The company head said that data has increased three-fold over the past year, with a petabyte of data passing through the network during February.
“We’ve gone through a petabyte of data in the blink of an eye. Since February last year, we’ve seen a three-times increase in volume of data on the network,” Pienaar said.
On Wednesday, MTN reported a 7.7% rise in revenue for its South African operation, for the year ended December 2011, to R38.6 billion rand – due to strong growth in data revenue, which was up 27.7% (excluding SMSes).
Data, including SMS, now accounts for 21.4% of revenue in SA – up from 19% in 2010, and 14.8% in 2009. Data excluding SMS accounts for 12% of revenue, it said.
When asked what its capex for SA was expected to be in 2012, Pienaar said: “It’s the amount of capex we can get into the ground and the speed at which we can do it. It’s never as fast we would like, but we are ahead of the hump.
“All we are worried about now is spectrum. This growth (data) we can handle still, we are not hitting headroom.”
The total group capital expenditure guidance for 2012 is R24.401 billion.
The MD said that the group’s ambition was to “see everybody have a data connection” by 2020. “The challenge of this though, is that this growth is faster than we expected.
“The one thing that is limiting us now is spectrum. We are the most efficient utilizers of spectrum, by far, in the country. The problem now with the growth is that more spectrum is needed. If it gets withheld, or the rules are not well-defined, then you have a problem,” Pienaar said.
The Independent Communications Authority of South Africa (Icasa) announced on March 5, 2012, that it had postponed the licensing of high demand spectrum until further notice.
“I need clarity on how we are going to get more spectrum. I don’t need spectrum immediately – because I don’t want to provide cheaper, better quality faster services to customers today, too aggressively, if I can’t be assured that there is more coming,” Pienaar said.
“Spectrum is the most critical decision of this industry, and you need to make sure that you consider all. If you look at the ITA (invitation to apply), basically the people that were delivering to the people that need the spectrum the most, the people that make the biggest impact with spectrum to all the people of South Africa were excluded.

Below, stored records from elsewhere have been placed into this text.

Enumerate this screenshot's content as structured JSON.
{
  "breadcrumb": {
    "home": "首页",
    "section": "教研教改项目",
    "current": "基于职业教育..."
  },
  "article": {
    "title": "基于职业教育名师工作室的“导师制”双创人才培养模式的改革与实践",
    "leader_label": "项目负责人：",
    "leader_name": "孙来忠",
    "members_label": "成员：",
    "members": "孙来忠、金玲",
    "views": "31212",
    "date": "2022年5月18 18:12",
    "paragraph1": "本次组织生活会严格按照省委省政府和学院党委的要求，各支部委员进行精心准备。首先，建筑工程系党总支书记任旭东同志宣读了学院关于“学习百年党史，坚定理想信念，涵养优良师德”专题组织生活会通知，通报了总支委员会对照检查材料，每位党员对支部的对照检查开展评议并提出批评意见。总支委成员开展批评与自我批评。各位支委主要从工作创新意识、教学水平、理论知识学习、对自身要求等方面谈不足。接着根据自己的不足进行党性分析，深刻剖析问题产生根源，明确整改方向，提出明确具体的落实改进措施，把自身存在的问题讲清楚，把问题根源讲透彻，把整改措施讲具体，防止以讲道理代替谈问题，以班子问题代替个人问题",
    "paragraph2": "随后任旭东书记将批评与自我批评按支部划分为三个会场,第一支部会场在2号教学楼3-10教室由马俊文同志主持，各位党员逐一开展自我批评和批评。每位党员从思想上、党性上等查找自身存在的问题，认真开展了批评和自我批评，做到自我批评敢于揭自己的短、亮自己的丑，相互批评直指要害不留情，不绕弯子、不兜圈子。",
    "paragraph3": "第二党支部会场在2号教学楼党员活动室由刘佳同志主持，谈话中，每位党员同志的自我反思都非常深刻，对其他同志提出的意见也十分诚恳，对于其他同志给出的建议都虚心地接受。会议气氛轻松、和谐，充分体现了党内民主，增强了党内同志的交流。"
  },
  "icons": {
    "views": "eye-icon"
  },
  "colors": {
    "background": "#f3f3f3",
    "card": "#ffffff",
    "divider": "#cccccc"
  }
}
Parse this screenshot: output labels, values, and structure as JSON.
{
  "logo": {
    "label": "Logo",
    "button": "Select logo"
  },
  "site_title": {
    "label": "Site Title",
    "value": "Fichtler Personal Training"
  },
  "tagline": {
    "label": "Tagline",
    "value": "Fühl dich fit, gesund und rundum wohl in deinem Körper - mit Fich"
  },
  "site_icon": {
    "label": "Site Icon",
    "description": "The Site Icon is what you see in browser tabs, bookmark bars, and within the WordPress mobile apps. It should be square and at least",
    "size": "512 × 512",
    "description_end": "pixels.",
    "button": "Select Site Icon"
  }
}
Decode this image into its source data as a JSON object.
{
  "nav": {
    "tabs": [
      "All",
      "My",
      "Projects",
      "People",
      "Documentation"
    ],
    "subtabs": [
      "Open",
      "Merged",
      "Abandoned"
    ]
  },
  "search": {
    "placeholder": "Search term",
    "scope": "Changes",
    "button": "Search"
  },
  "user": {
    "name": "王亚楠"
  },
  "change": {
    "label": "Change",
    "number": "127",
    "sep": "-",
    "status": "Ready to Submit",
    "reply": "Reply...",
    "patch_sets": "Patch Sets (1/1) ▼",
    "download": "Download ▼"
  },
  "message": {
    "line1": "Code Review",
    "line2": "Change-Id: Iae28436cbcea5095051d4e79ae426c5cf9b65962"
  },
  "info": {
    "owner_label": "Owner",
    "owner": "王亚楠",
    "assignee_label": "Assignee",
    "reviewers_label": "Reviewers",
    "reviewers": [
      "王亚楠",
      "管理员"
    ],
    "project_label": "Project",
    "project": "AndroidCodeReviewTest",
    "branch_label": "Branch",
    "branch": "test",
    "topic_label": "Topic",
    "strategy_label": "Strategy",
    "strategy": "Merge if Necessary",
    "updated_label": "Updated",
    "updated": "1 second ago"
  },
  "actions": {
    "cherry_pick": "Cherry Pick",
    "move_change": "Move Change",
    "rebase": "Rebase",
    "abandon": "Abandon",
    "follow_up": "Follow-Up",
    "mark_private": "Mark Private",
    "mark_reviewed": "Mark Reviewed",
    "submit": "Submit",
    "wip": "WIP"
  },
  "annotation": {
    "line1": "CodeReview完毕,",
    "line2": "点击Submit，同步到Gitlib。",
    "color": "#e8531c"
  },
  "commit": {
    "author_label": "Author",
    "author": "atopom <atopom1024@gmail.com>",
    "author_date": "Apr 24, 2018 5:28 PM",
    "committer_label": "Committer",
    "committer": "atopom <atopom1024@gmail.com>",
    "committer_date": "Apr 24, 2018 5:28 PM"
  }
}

“Its atrocious, there is no other word for it; it’s just atrocious that they just got the pot wrong like this.”
He was critical of the time-frame in which the process has been conducted and described it as “a bit of a rushed job”.
Pienaar also questioned the watchdog’s methodology and allocation process.
“It’s a market of big players, that’s the nature of telecoms, it’s a scale business. It will cost me 1/10th to roll out LTE, than it would for someone rolling it out from scratch. There is no business model to roll out from scratch.”
He continued, saying that ‘scatiffying’ the spectrum – giving it to new players – would make it irrelevant, as it would not reach enough users.
“The point is, there is enough competition. We’ve got basically five operators, the competition is there. We are saying ‘guys (regulators), change the rules.’”
Pienaar said that MTN continues to roll-out more LTE sites. “We just need clarity.” He added that the group could roll-out immediately.
“It would irresponsible of us to go commercially, ‘we can re-farm that spectrum’. I can do the first year’s capacity – it just needs interim relief. Give the operators that are delivering interim relief, while [the regulators] are defining the long term,” Pienaar pleaded.